I have chosen to remember the fact that it was due to ecological destruction and the decimation of the buffalo, not military victory, that eventually forced many Native American tribes to sign treaties and agree to reservations. It was that or starve. (Even with their technological advantage, the U.S. military did not do to well against Native Americans when they were fighting actual warriors, not women and children.)
I have chosen to remember even when faced with this decision, some choose to starve.
I have chosen to remember the fact that a third of Native Americans finally became citizens fifty six years after freed slaves did when the Indian Citizenship Act was passed in 1924.
I have chosen to remember the Indian Termination policy which sought to end tribal sovereignty and force assimilation, encouraging many to leave their reservations, leave their cultures and setting up Native American ghettos in the cities.
I have chosen to remember events like the occupation of Alcatraz in 1971, the Wounded Knee Incident in 1973 and the Oka crisis in 1990.
I have chosen to remember Bev who I met on the streets of Vancouver, I have chosen to remember seeing her bruised and bandaged after she was savagely attacked and stabbed by her boyfriend.
I have chosen to remember all the Native Americans and First Nations people I met in Ft. Babine and elsewhere.
And I have chosen to listen. I have chosen to hear the simple message of a people who say, “We are still here.”

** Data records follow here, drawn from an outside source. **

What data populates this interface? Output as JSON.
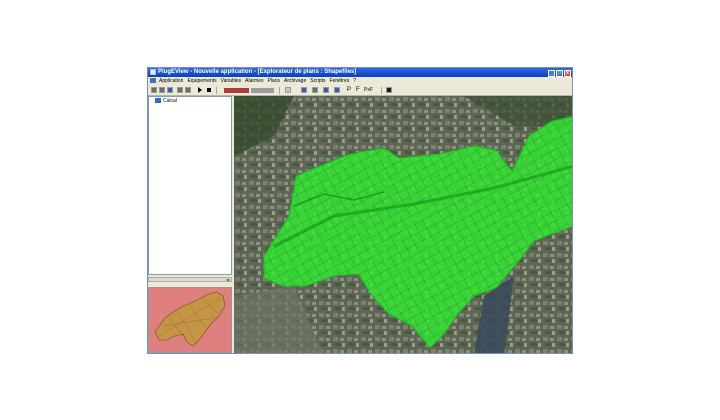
{
  "window": {
    "title": "PlugEView - Nouvelle application - [Explorateur de plans : Shapefiles]",
    "controls": [
      "_",
      "□",
      "x"
    ]
  },
  "menu": {
    "items": [
      "Application",
      "Equipements",
      "Variables",
      "Alarmes",
      "Plans",
      "Archivage",
      "Scripts",
      "Fenêtres",
      "?"
    ]
  },
  "toolbar": {
    "letters": [
      "P",
      "F",
      "PxF"
    ]
  },
  "tree": {
    "root_label": "Calcal"
  },
  "colors": {
    "zone_fill": "#33e633",
    "overview_background": "#e07f7f",
    "overview_zone": "#c49545",
    "title_bar": "#0a3fbf"
  },
  "icons": [
    "new-icon",
    "open-icon",
    "save-icon",
    "print-icon",
    "play-icon",
    "stop-icon",
    "zoom-icon",
    "layers-icon",
    "grid-icon",
    "terminal-icon"
  ]
}
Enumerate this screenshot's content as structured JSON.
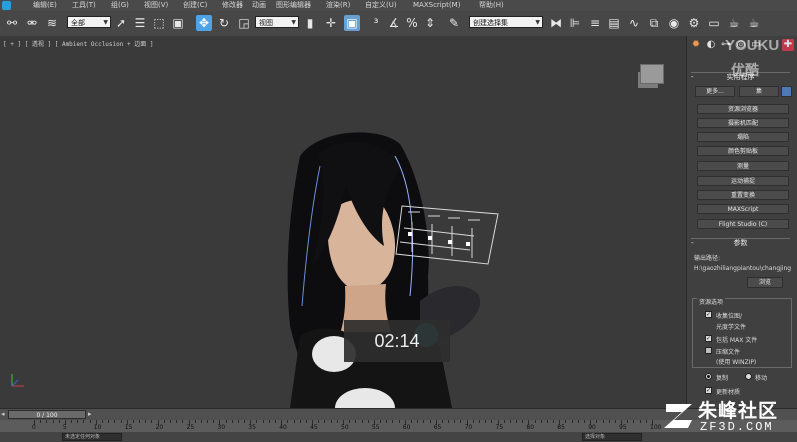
{
  "menu": {
    "items": [
      "编辑(E)",
      "工具(T)",
      "组(G)",
      "视图(V)",
      "创建(C)",
      "修改器",
      "动画",
      "图形编辑器",
      "渲染(R)",
      "自定义(U)",
      "MAXScript(M)",
      "帮助(H)"
    ]
  },
  "toolbar": {
    "filter_select": "全部",
    "view_select": "视图",
    "named_selection": "创建选择集"
  },
  "viewport": {
    "label": "[ + ] [ 透视 ] [ Ambient Occlusion + 边面 ]",
    "timer": "02:14"
  },
  "command_panel": {
    "utility_title": "实用程序",
    "more_label": "更多...",
    "sets_label": "集",
    "utilities": [
      "资源浏览器",
      "摄影机匹配",
      "塌陷",
      "颜色剪贴板",
      "测量",
      "运动捕捉",
      "重置变换",
      "MAXScript",
      "Flight Studio (C)"
    ],
    "params_title": "参数",
    "output_path_label": "输出路径:",
    "output_path_value": "H:\\gaozhiliangpiantou\\changjing",
    "browse_label": "浏览",
    "resource_group_title": "资源选项",
    "opt_collect_maps": "收集位图/",
    "opt_photometric": "光度学文件",
    "opt_include_max": "包括 MAX 文件",
    "opt_compress": "压缩文件",
    "opt_winzip": "(使用 WINZIP)",
    "radio_copy": "复制",
    "radio_move": "移动",
    "opt_update_materials": "更新材质"
  },
  "timeline": {
    "frame_label": "0 / 100",
    "ticks": [
      "0",
      "5",
      "10",
      "15",
      "20",
      "25",
      "30",
      "35",
      "40",
      "45",
      "50",
      "55",
      "60",
      "65",
      "70",
      "75",
      "80",
      "85",
      "90",
      "95",
      "100"
    ]
  },
  "status": {
    "prompt": "未选定任何对象",
    "selection": "选择对象"
  },
  "watermarks": {
    "youku_en": "YOUKU",
    "youku_cn": "优酷",
    "zf_cn": "朱峰社区",
    "zf_en": "ZF3D.COM"
  }
}
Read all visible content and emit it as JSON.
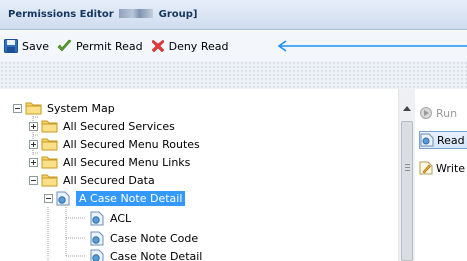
{
  "window": {
    "title_prefix": "Permissions Editor",
    "title_suffix": "Group]"
  },
  "toolbar": {
    "save_label": "Save",
    "permit_label": "Permit",
    "permit_read_label": "Read",
    "deny_label": "Deny",
    "deny_read_label": "Read"
  },
  "tree": {
    "root": "System Map",
    "services": "All Secured Services",
    "menu_routes": "All Secured Menu Routes",
    "menu_links": "All Secured Menu Links",
    "data": "All Secured Data",
    "selected": "A Case Note Detail",
    "child_1": "ACL",
    "child_2": "Case Note Code",
    "child_3": "Case Note Detail"
  },
  "permissions": {
    "run": "Run",
    "read": "Read",
    "write": "Write"
  },
  "colors": {
    "selection": "#3399ff",
    "arrow": "#1e90ff",
    "deny": "#e53935",
    "permit": "#5aa02c"
  }
}
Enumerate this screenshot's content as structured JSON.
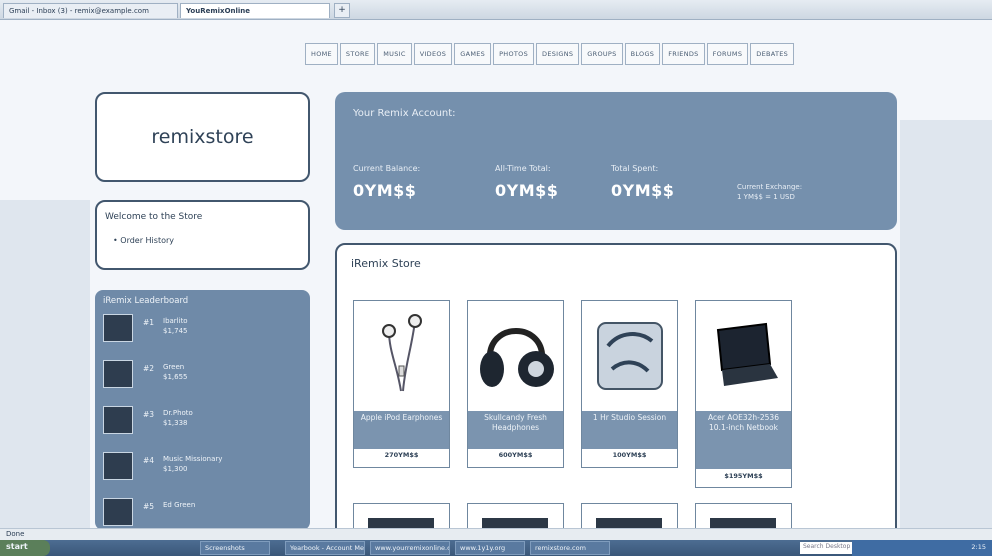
{
  "browser": {
    "tabs": [
      {
        "label": "Gmail - Inbox (3) - remix@example.com"
      },
      {
        "label": "YouRemixOnline"
      }
    ],
    "new_tab": "+"
  },
  "nav": {
    "items": [
      "HOME",
      "STORE",
      "MUSIC",
      "VIDEOS",
      "GAMES",
      "PHOTOS",
      "DESIGNS",
      "GROUPS",
      "BLOGS",
      "FRIENDS",
      "FORUMS",
      "DEBATES"
    ]
  },
  "sidebar": {
    "logo": "remixstore",
    "welcome_title": "Welcome to the Store",
    "order_history": "Order History",
    "leaderboard": {
      "title": "iRemix Leaderboard",
      "rows": [
        {
          "rank": "#1",
          "name": "Ibarlito",
          "amount": "$1,745"
        },
        {
          "rank": "#2",
          "name": "Green",
          "amount": "$1,655"
        },
        {
          "rank": "#3",
          "name": "Dr.Photo",
          "amount": "$1,338"
        },
        {
          "rank": "#4",
          "name": "Music Missionary",
          "amount": "$1,300"
        },
        {
          "rank": "#5",
          "name": "Ed Green",
          "amount": ""
        }
      ]
    }
  },
  "account": {
    "title": "Your Remix Account:",
    "current_balance_label": "Current Balance:",
    "current_balance": "0YM$$",
    "all_time_label": "All-Time Total:",
    "all_time": "0YM$$",
    "total_spent_label": "Total Spent:",
    "total_spent": "0YM$$",
    "exchange_note_1": "Current Exchange:",
    "exchange_note_2": "1 YM$$ = 1 USD"
  },
  "store": {
    "title": "iRemix Store",
    "products": [
      {
        "name": "Apple iPod Earphones",
        "price": "270YM$$"
      },
      {
        "name": "Skullcandy Fresh Headphones",
        "price": "600YM$$"
      },
      {
        "name": "1 Hr Studio Session",
        "price": "100YM$$"
      },
      {
        "name": "Acer AOE32h-2536 10.1-inch Netbook",
        "price": "$195YM$$"
      }
    ]
  },
  "status": {
    "text": "Done"
  },
  "taskbar": {
    "start": "start",
    "items": [
      "Screenshots",
      "Yearbook - Account Me...",
      "www.yourremixonline.c...",
      "www.1y1y.org",
      "remixstore.com"
    ],
    "search_placeholder": "Search Desktop",
    "clock": "2:15"
  }
}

Today, at least the way I see it, Native American communities are the most oppressed, under-served, overlooked and victimized communities in the United States. This is not to be confused with them being weak. Statistically speaking I am all but certain that the most at-risk demographic in the United States are perhaps the most vulnerable of the most vulnerable: young Native American women.
These young women face the highest rates of preventable diseases, highest risks for sexual assaults, highest rates of suicide, high rates of addiction, high rates of cervical cancer (most likely due to the dumping of nuclear waste on Native American lands) highest rates of infant mortality and are five times more likely to die a violent death than any other demographic in the United States or Canada.

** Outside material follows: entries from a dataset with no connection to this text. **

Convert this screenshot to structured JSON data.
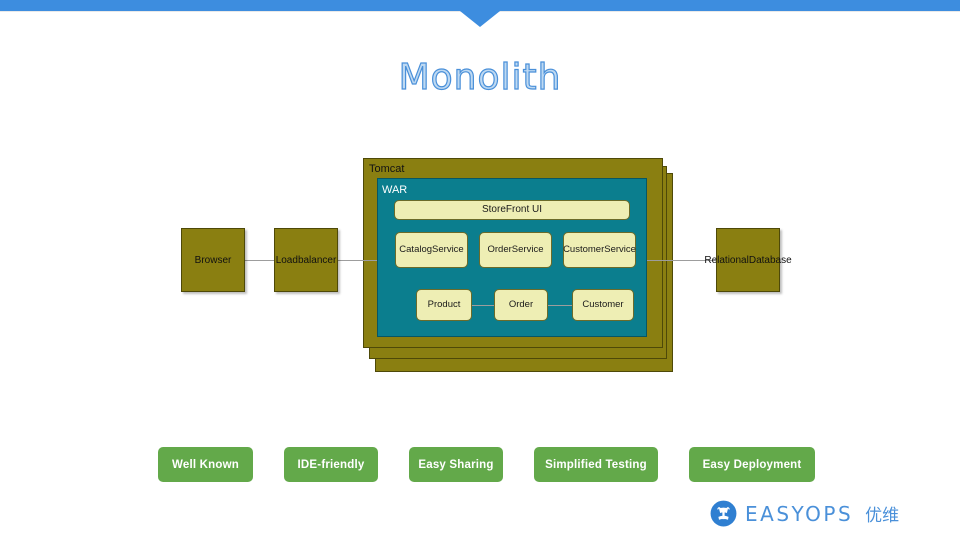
{
  "slide": {
    "title": "Monolith",
    "accent_blue": "#3d8ddf",
    "title_color": "#bed9f2",
    "olive": "#8a7f11",
    "teal": "#0b7e8e",
    "pale_yellow": "#eeeeb4",
    "pill_green": "#63a94a"
  },
  "diagram": {
    "tomcat_label": "Tomcat",
    "war_label": "WAR",
    "storefront_ui": "StoreFront UI",
    "services": [
      {
        "label": "Catalog\nService",
        "line1": "Catalog",
        "line2": "Service"
      },
      {
        "label": "Order\nService",
        "line1": "Order",
        "line2": "Service"
      },
      {
        "label": "Customer\nService",
        "line1": "Customer",
        "line2": "Service"
      }
    ],
    "entities": [
      {
        "label": "Product"
      },
      {
        "label": "Order"
      },
      {
        "label": "Customer"
      }
    ],
    "external": {
      "browser": "Browser",
      "load_balancer_line1": "Load",
      "load_balancer_line2": "balancer",
      "database_line1": "Relational",
      "database_line2": "Database"
    }
  },
  "benefits": [
    {
      "label": "Well Known"
    },
    {
      "label": "IDE-friendly"
    },
    {
      "label": "Easy Sharing"
    },
    {
      "label": "Simplified  Testing"
    },
    {
      "label": "Easy Deployment"
    }
  ],
  "logo": {
    "wordmark": "EASYOPS",
    "chinese": "优维",
    "icon": "easyops-giraffe-icon",
    "color": "#4a90d9"
  }
}
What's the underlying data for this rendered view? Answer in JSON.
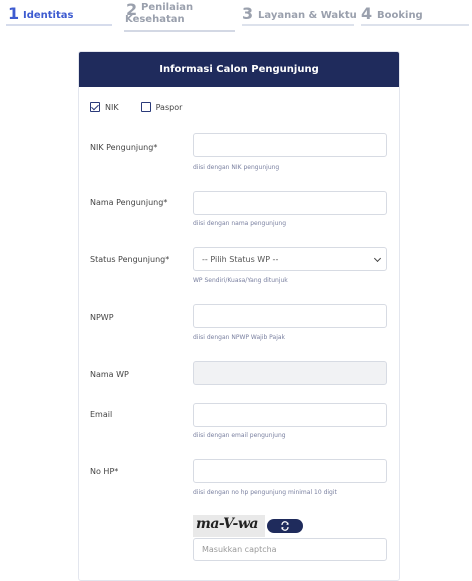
{
  "steps": [
    {
      "num": "1",
      "label": "Identitas"
    },
    {
      "num": "2",
      "label": "Penilaian Kesehatan"
    },
    {
      "num": "3",
      "label": "Layanan & Waktu"
    },
    {
      "num": "4",
      "label": "Booking"
    }
  ],
  "card": {
    "title": "Informasi Calon Pengunjung",
    "id_types": [
      {
        "label": "NIK",
        "checked": true
      },
      {
        "label": "Paspor",
        "checked": false
      }
    ],
    "fields": {
      "nik": {
        "label": "NIK Pengunjung*",
        "value": "",
        "hint": "diisi dengan NIK pengunjung"
      },
      "nama": {
        "label": "Nama Pengunjung*",
        "value": "",
        "hint": "diisi dengan nama pengunjung"
      },
      "status": {
        "label": "Status Pengunjung*",
        "selected": "-- Pilih Status WP --",
        "hint": "WP Sendiri/Kuasa/Yang ditunjuk"
      },
      "npwp": {
        "label": "NPWP",
        "value": "",
        "hint": "diisi dengan NPWP Wajib Pajak"
      },
      "nama_wp": {
        "label": "Nama WP",
        "value": ""
      },
      "email": {
        "label": "Email",
        "value": "",
        "hint": "diisi dengan email pengunjung"
      },
      "hp": {
        "label": "No HP*",
        "value": "",
        "hint": "diisi dengan no hp pengunjung minimal 10 digit"
      }
    },
    "captcha": {
      "text": "ma-V-wa",
      "placeholder": "Masukkan captcha"
    }
  },
  "colors": {
    "header_bg": "#1f2b5c",
    "active_step": "#3d5bd0",
    "inactive_step": "#9aa0ad"
  }
}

Believing in the God that I do, and choosing to remember and acknowledge these realities the bottom line is very simple.
The God of Israel demands justice for these young women and all Native American and First Nations people.
This is why I have decided to hone ever gift given to me by the Creator of this world and bring all that I am to Native American communities.

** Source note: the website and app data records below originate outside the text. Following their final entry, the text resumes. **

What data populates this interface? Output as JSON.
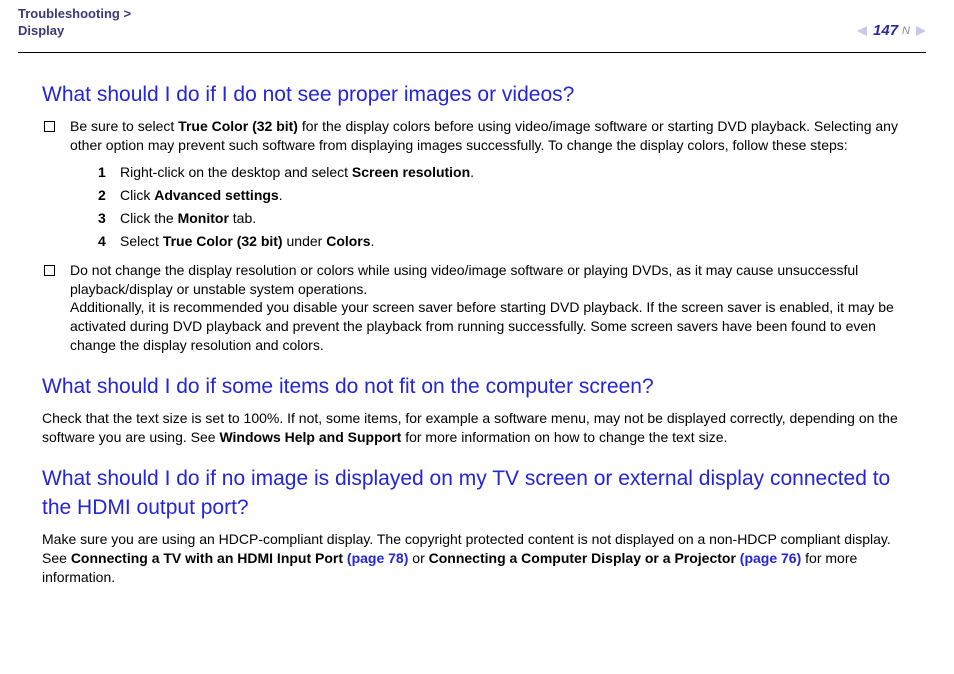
{
  "header": {
    "breadcrumb_section": "Troubleshooting",
    "breadcrumb_sep": " > ",
    "breadcrumb_page": "Display",
    "page_number": "147",
    "n_label": "n",
    "N_label": "N"
  },
  "sections": {
    "q1": {
      "title": "What should I do if I do not see proper images or videos?",
      "bullet1_pre": "Be sure to select ",
      "bullet1_bold1": "True Color (32 bit)",
      "bullet1_post": " for the display colors before using video/image software or starting DVD playback. Selecting any other option may prevent such software from displaying images successfully. To change the display colors, follow these steps:",
      "step1_pre": "Right-click on the desktop and select ",
      "step1_bold": "Screen resolution",
      "step1_post": ".",
      "step2_pre": "Click ",
      "step2_bold": "Advanced settings",
      "step2_post": ".",
      "step3_pre": "Click the ",
      "step3_bold": "Monitor",
      "step3_post": " tab.",
      "step4_pre": "Select ",
      "step4_bold1": "True Color (32 bit)",
      "step4_mid": " under ",
      "step4_bold2": "Colors",
      "step4_post": ".",
      "bullet2_a": "Do not change the display resolution or colors while using video/image software or playing DVDs, as it may cause unsuccessful playback/display or unstable system operations.",
      "bullet2_b": "Additionally, it is recommended you disable your screen saver before starting DVD playback. If the screen saver is enabled, it may be activated during DVD playback and prevent the playback from running successfully. Some screen savers have been found to even change the display resolution and colors."
    },
    "q2": {
      "title": "What should I do if some items do not fit on the computer screen?",
      "body_pre": "Check that the text size is set to 100%. If not, some items, for example a software menu, may not be displayed correctly, depending on the software you are using. See ",
      "body_bold": "Windows Help and Support",
      "body_post": " for more information on how to change the text size."
    },
    "q3": {
      "title": "What should I do if no image is displayed on my TV screen or external display connected to the HDMI output port?",
      "body_pre": "Make sure you are using an HDCP-compliant display. The copyright protected content is not displayed on a non-HDCP compliant display. See ",
      "link1_bold": "Connecting a TV with an HDMI Input Port ",
      "link1_page": "(page 78)",
      "body_mid": " or ",
      "link2_bold": "Connecting a Computer Display or a Projector ",
      "link2_page": "(page 76)",
      "body_post": " for more information."
    }
  }
}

This is why Kevin Gonzaga exists.
I proceed with the humble recognition of knowing I am part of the dominant culture that has perpetrated most of these injustices. I go fully acknowledging my colonial and settler past. I am going to learn and to partner, not to save. I know there is only one savior of humanity, and whatever you think about that belief, I’m sure we can all agree I am not it.
To this end after recently finishing my Masters in Theology at Fuller Theological seminary, have chosen to apply to PhD programs in clinical psychology. I am looking to study under one of a handful of top-tier Native American psychologists and research indigenous, community and culturally based methods aimed at addressing issues relevant to Native American communities. Long-term I hope to be employed to work in Native American communities full-time, participating in an eclectic mix of advocacy, teaching, research, clinical practice, cultural revitalization and civic and spiritual leadership. If I end up staying in one area with one tribe or band I will learn the language and as much about the culture. I hope my future efforts will help alleviate issues facing Native American communities, as I work towards justice and peace in all ways possible, and be a true citizen of the people of Israel.
In all of this I am a realist enough to know that one person, no matter gifted or talented, will not be able to undo five hundred years of colonial oppression.
But I’m an idealist enough to try, and I encourage you to do the same.